Required work
Where does the string "this" occur in the entries below? Copy every line where it does.

Page and application data records
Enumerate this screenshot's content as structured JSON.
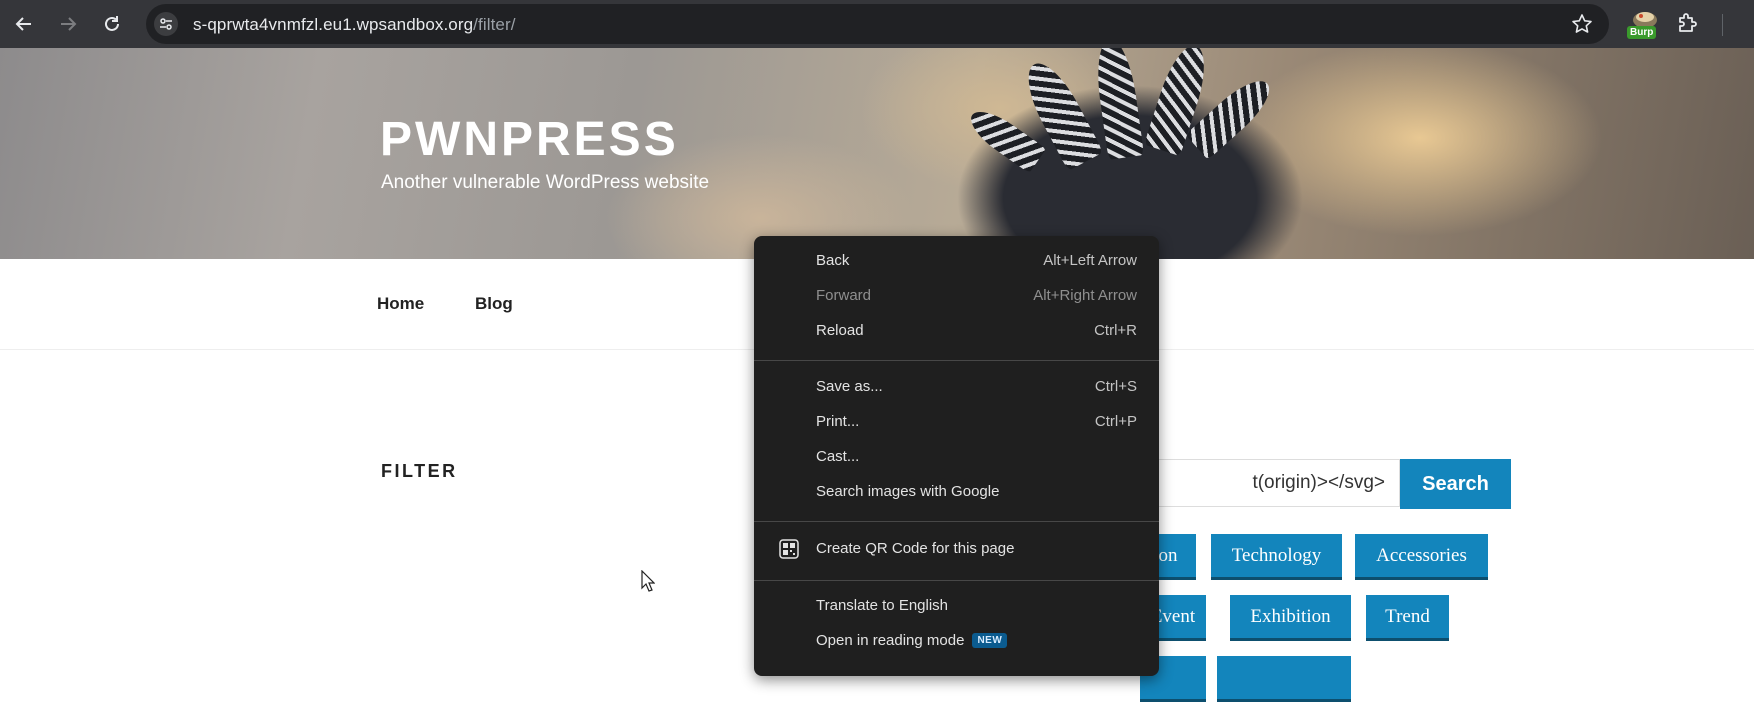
{
  "browser": {
    "url_host": "s-qprwta4vnmfzl.eu1.wpsandbox.org",
    "url_path": "/filter/",
    "extension_badge": "Burp"
  },
  "site": {
    "title": "PWNPRESS",
    "tagline": "Another vulnerable WordPress website",
    "nav": [
      "Home",
      "Blog"
    ]
  },
  "content": {
    "heading": "FILTER",
    "search_value": "t(origin)></svg>",
    "search_button": "Search",
    "tags_row1": [
      "on",
      "Technology",
      "Accessories"
    ],
    "tags_row2": [
      "Event",
      "Exhibition",
      "Trend"
    ]
  },
  "context_menu": {
    "items": [
      {
        "label": "Back",
        "shortcut": "Alt+Left Arrow"
      },
      {
        "label": "Forward",
        "shortcut": "Alt+Right Arrow",
        "disabled": true
      },
      {
        "label": "Reload",
        "shortcut": "Ctrl+R"
      },
      {
        "label": "Save as...",
        "shortcut": "Ctrl+S"
      },
      {
        "label": "Print...",
        "shortcut": "Ctrl+P"
      },
      {
        "label": "Cast..."
      },
      {
        "label": "Search images with Google"
      },
      {
        "label": "Create QR Code for this page",
        "icon": "qr-code-icon"
      },
      {
        "label": "Translate to English"
      },
      {
        "label": "Open in reading mode",
        "badge": "NEW"
      }
    ]
  },
  "colors": {
    "chrome_toolbar": "#35363a",
    "omnibox": "#202124",
    "accent": "#1385bc",
    "menu_bg": "#1f1f1f"
  }
}
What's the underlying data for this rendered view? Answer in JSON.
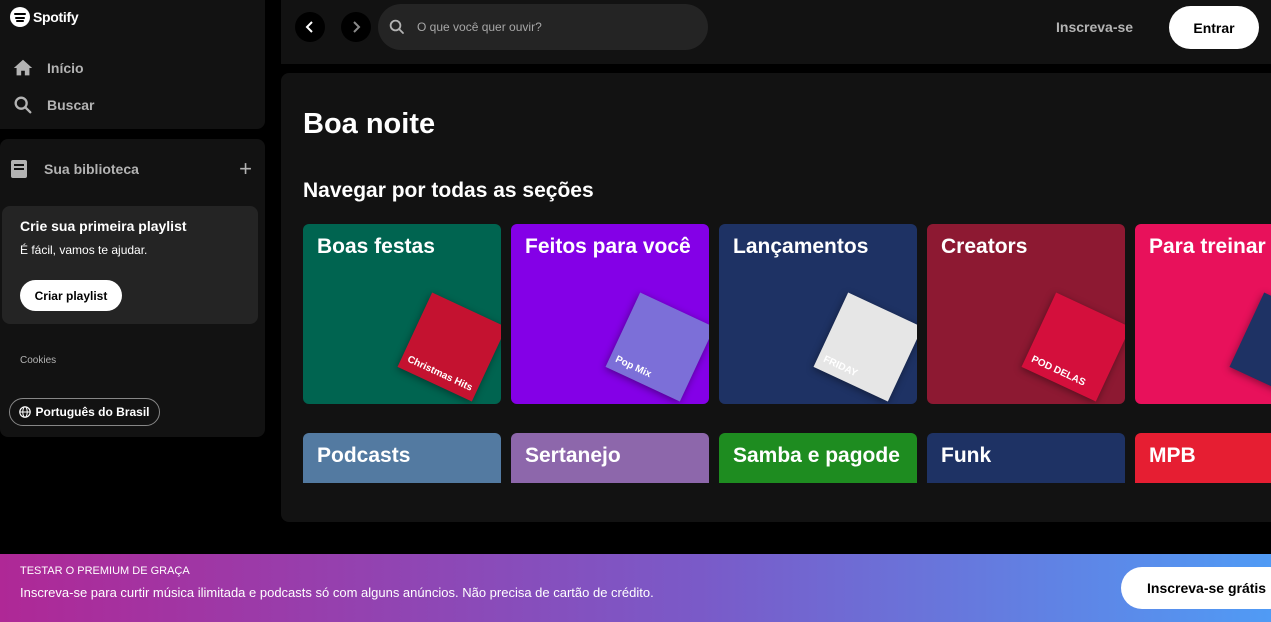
{
  "brand": {
    "name": "Spotify"
  },
  "nav": {
    "items": [
      {
        "label": "Início",
        "icon": "home-icon"
      },
      {
        "label": "Buscar",
        "icon": "search-icon"
      }
    ]
  },
  "library": {
    "title": "Sua biblioteca",
    "add_icon": "plus-icon",
    "create_card": {
      "title": "Crie sua primeira playlist",
      "subtitle": "É fácil, vamos te ajudar.",
      "button_label": "Criar playlist"
    },
    "cookies_label": "Cookies",
    "language_label": "Português do Brasil"
  },
  "topbar": {
    "search_placeholder": "O que você quer ouvir?",
    "signup_label": "Inscreva-se",
    "login_label": "Entrar"
  },
  "main": {
    "greeting": "Boa noite",
    "section_title": "Navegar por todas as seções",
    "tiles_row1": [
      {
        "label": "Boas festas",
        "color": "#006450",
        "art_color": "#c41230",
        "art_text": "Christmas Hits"
      },
      {
        "label": "Feitos para você",
        "color": "#8400e7",
        "art_color": "#7c6fd8",
        "art_text": "Pop Mix"
      },
      {
        "label": "Lançamentos",
        "color": "#1e3264",
        "art_color": "#e6e6e6",
        "art_text": "FRIDAY"
      },
      {
        "label": "Creators",
        "color": "#8d1932",
        "art_color": "#d40f3c",
        "art_text": "POD DELAS"
      },
      {
        "label": "Para treinar",
        "color": "#e8115b",
        "art_color": "#1e3264",
        "art_text": ""
      }
    ],
    "tiles_row2": [
      {
        "label": "Podcasts",
        "color": "#537aa1"
      },
      {
        "label": "Sertanejo",
        "color": "#8d67ab"
      },
      {
        "label": "Samba e pagode",
        "color": "#1e8c20"
      },
      {
        "label": "Funk",
        "color": "#1e3264"
      },
      {
        "label": "MPB",
        "color": "#e61e32"
      }
    ]
  },
  "banner": {
    "title": "TESTAR O PREMIUM DE GRAÇA",
    "text": "Inscreva-se para curtir música ilimitada e podcasts só com alguns anúncios. Não precisa de cartão de crédito.",
    "button_label": "Inscreva-se grátis"
  }
}
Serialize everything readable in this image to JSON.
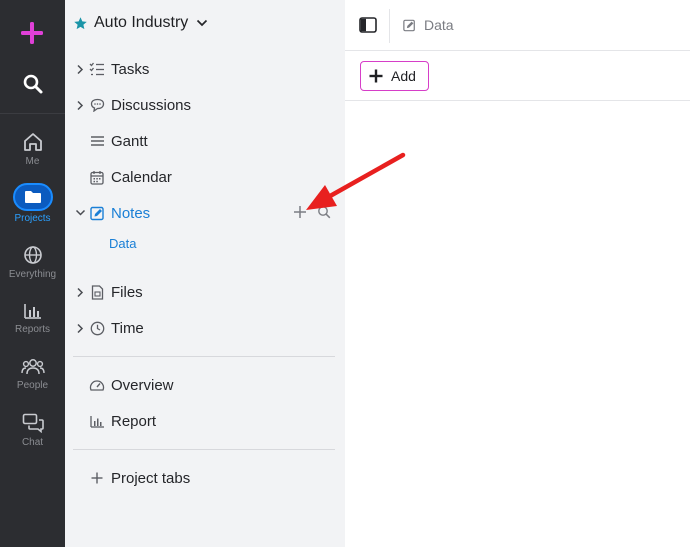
{
  "rail": {
    "items": [
      {
        "label": "Me"
      },
      {
        "label": "Projects"
      },
      {
        "label": "Everything"
      },
      {
        "label": "Reports"
      },
      {
        "label": "People"
      },
      {
        "label": "Chat"
      }
    ]
  },
  "sidebar": {
    "project_name": "Auto Industry",
    "nav": [
      {
        "label": "Tasks"
      },
      {
        "label": "Discussions"
      },
      {
        "label": "Gantt"
      },
      {
        "label": "Calendar"
      },
      {
        "label": "Notes"
      },
      {
        "label": "Files"
      },
      {
        "label": "Time"
      }
    ],
    "notes_subitem": "Data",
    "extra": [
      {
        "label": "Overview"
      },
      {
        "label": "Report"
      }
    ],
    "project_tabs": "Project tabs"
  },
  "topbar": {
    "breadcrumb": "Data"
  },
  "actions": {
    "add_label": "Add"
  },
  "colors": {
    "rail_bg": "#2c2d31",
    "accent_blue": "#1a7fd6",
    "plus_magenta": "#e040d8",
    "annotation_red": "#e8201f"
  }
}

Exercise solution
Enumerate this screenshot's content as structured JSON.
        "label": "Create QR Code for this page",
What's the underlying data for this rendered view? Answer in JSON.
Serialize everything readable in this image to JSON.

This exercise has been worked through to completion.